## Excerpts from a dataset
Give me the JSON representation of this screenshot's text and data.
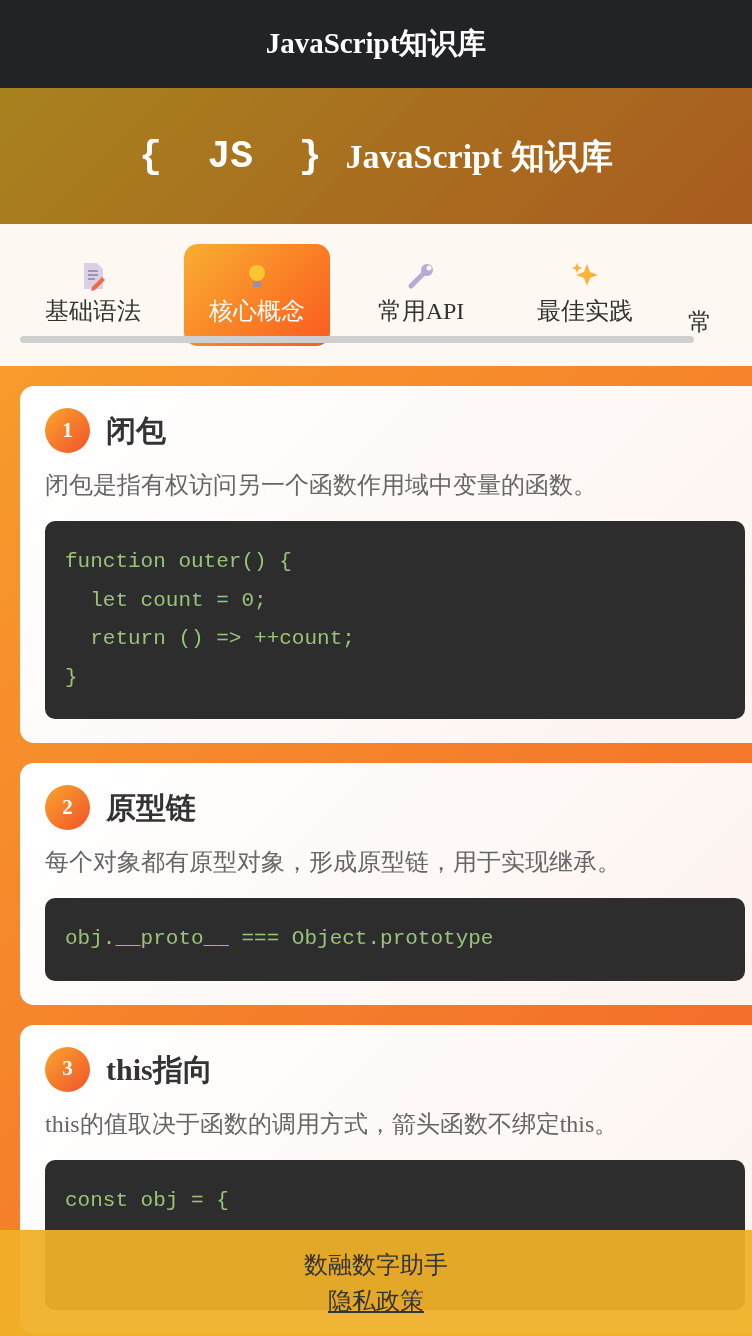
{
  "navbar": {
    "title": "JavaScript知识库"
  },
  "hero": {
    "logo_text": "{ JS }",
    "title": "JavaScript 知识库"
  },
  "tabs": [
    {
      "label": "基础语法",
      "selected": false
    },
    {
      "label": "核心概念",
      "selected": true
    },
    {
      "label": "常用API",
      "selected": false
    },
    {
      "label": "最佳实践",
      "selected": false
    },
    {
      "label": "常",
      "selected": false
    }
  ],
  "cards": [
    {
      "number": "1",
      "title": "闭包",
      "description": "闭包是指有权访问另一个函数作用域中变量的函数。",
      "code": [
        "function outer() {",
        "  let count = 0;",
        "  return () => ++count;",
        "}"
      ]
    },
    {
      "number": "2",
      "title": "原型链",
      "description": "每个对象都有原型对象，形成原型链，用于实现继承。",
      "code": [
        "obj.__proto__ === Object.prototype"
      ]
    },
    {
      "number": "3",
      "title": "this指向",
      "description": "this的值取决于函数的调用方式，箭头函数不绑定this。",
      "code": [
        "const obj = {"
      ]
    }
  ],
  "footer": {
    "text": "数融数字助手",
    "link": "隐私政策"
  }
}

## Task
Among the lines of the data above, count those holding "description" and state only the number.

## Exercise solution
3